_Work order:_ From the data below, copy out every line in which the word "Büyülü" occurs.

##############################

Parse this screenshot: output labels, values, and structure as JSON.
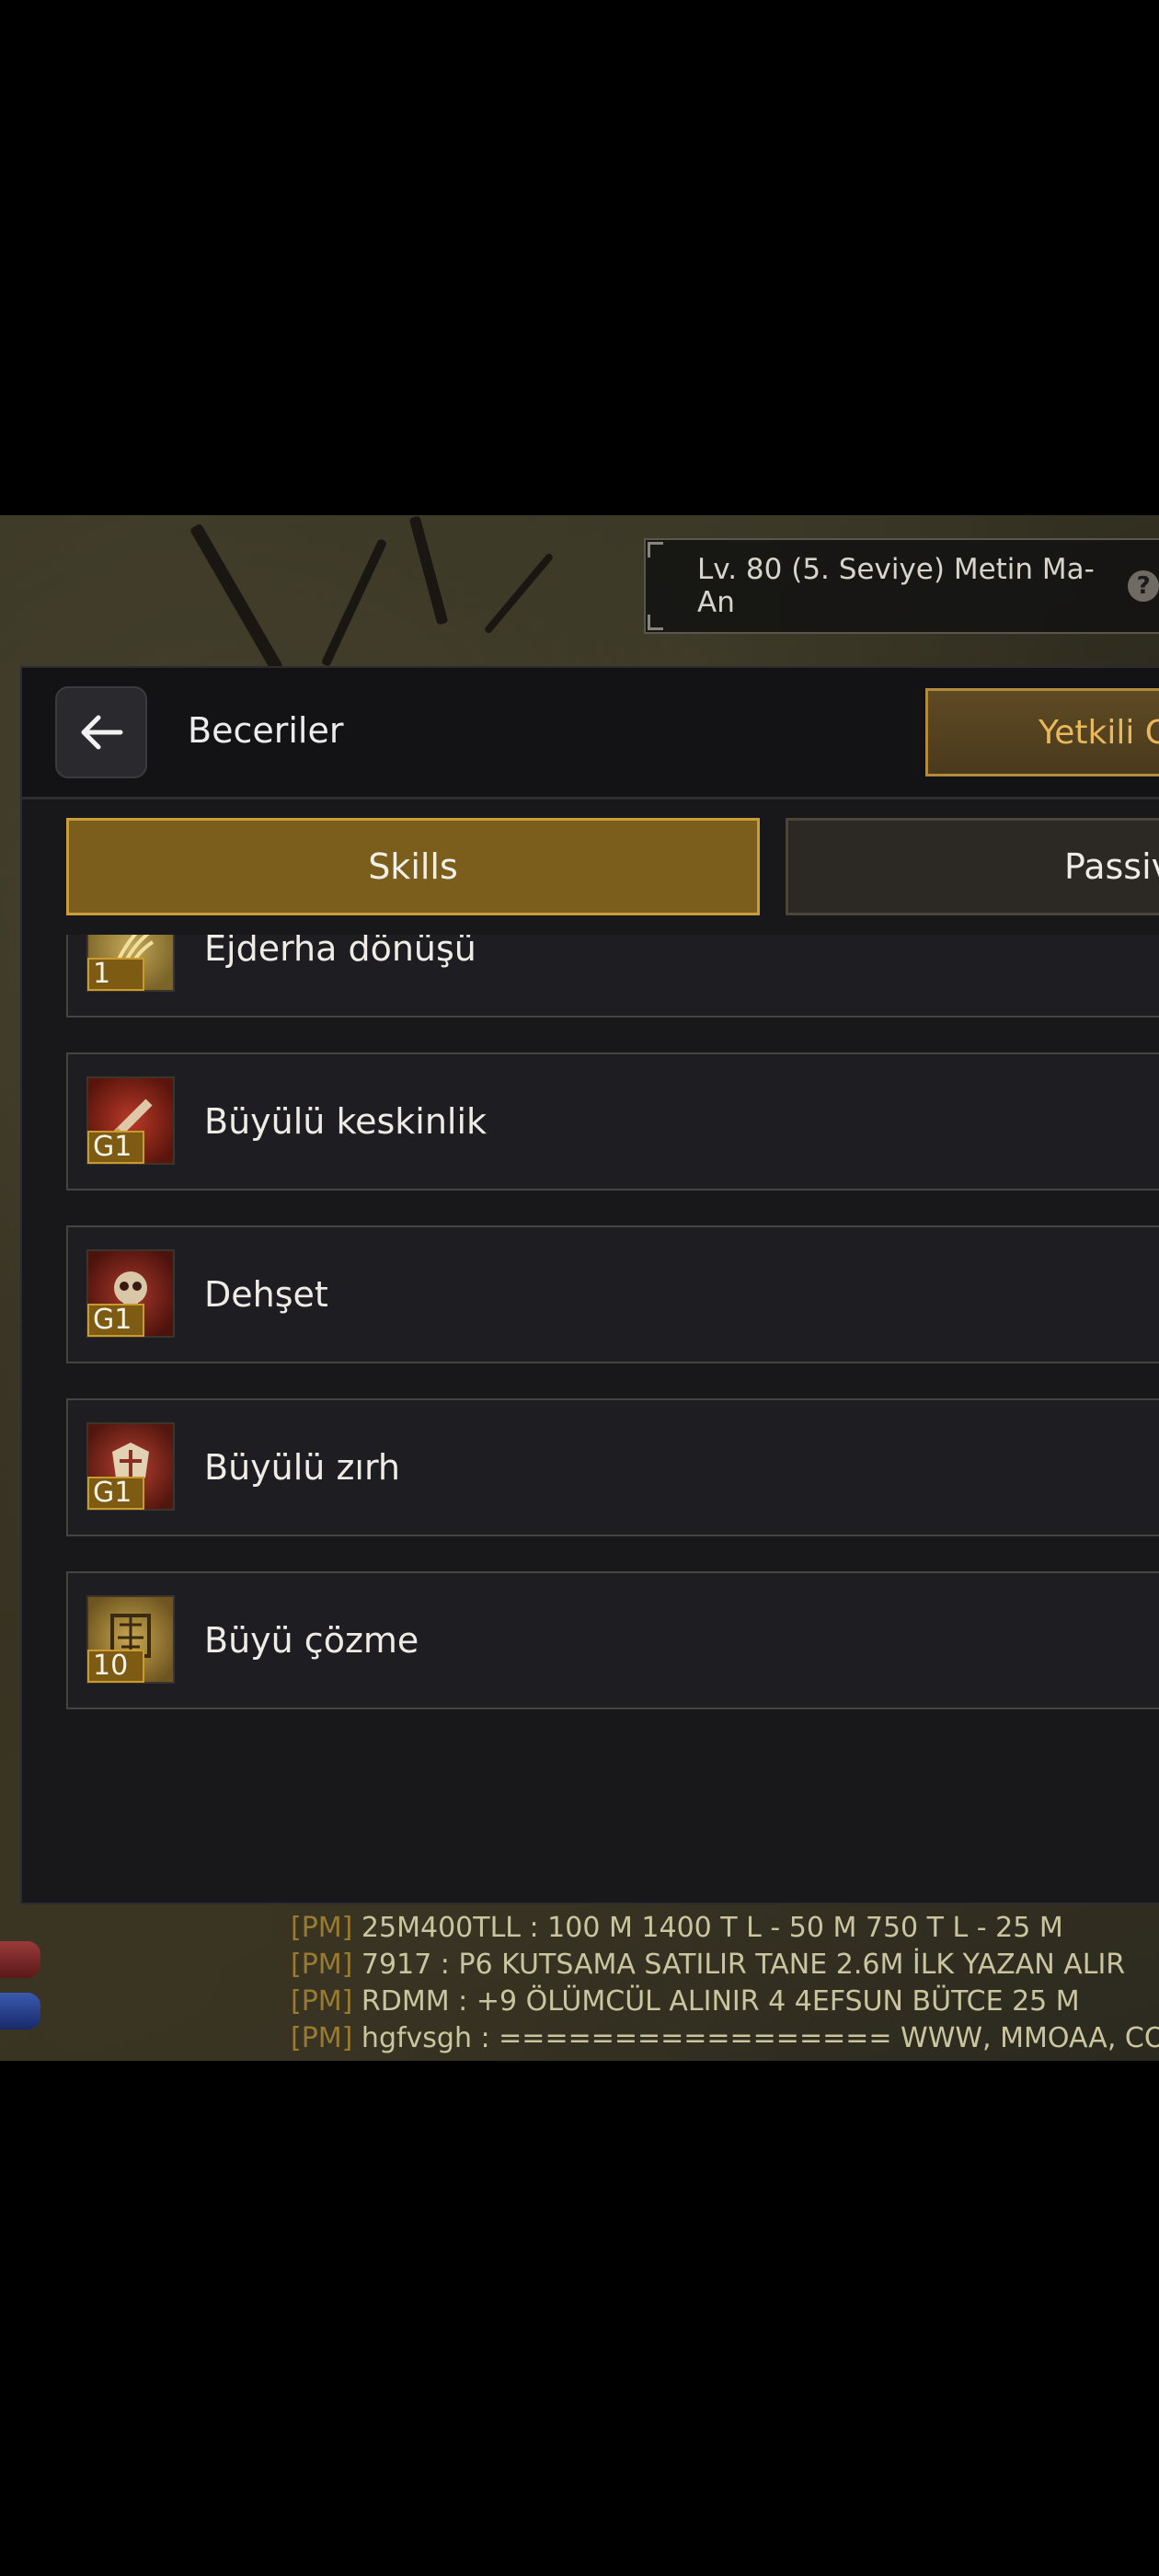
{
  "top_bar": {
    "level_text": "Lv. 80 (5. Seviye) Metin Ma-An",
    "help_glyph": "?"
  },
  "header": {
    "back_icon": "arrow-left-icon",
    "title": "Beceriler",
    "auth_button": "Yetkili C"
  },
  "tabs": {
    "skills": "Skills",
    "passive": "Passiv"
  },
  "skills": [
    {
      "name": "Ejderha dönüşü",
      "badge": "1",
      "icon": "dragon-claw-icon",
      "color": "#a08a3a"
    },
    {
      "name": "Büyülü keskinlik",
      "badge": "G1",
      "icon": "sword-icon",
      "color": "#8a2418"
    },
    {
      "name": "Dehşet",
      "badge": "G1",
      "icon": "skull-icon",
      "color": "#7a2418"
    },
    {
      "name": "Büyülü zırh",
      "badge": "G1",
      "icon": "armor-icon",
      "color": "#8a2a1a"
    },
    {
      "name": "Büyü çözme",
      "badge": "10",
      "icon": "glyph-icon",
      "color": "#9a7e2a"
    }
  ],
  "chat": [
    {
      "tag": "[PM]",
      "text": " 25M400TLL :  100 M  1400  T L -  50 M  750  T L -  25 M"
    },
    {
      "tag": "[PM]",
      "text": " 7917 :  P6 KUTSAMA SATILIR TANE 2.6M İLK YAZAN ALIR"
    },
    {
      "tag": "[PM]",
      "text": " RDMM : +9 ÖLÜMCÜL ALINIR 4 4EFSUN BÜTCE 25 M"
    },
    {
      "tag": "[PM]",
      "text": " hgfvsgh : ================= WWW, MMOAA, COM"
    }
  ]
}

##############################

_Written response:_
      "name": "Büyülü keskinlik",
      "name": "Büyülü zırh",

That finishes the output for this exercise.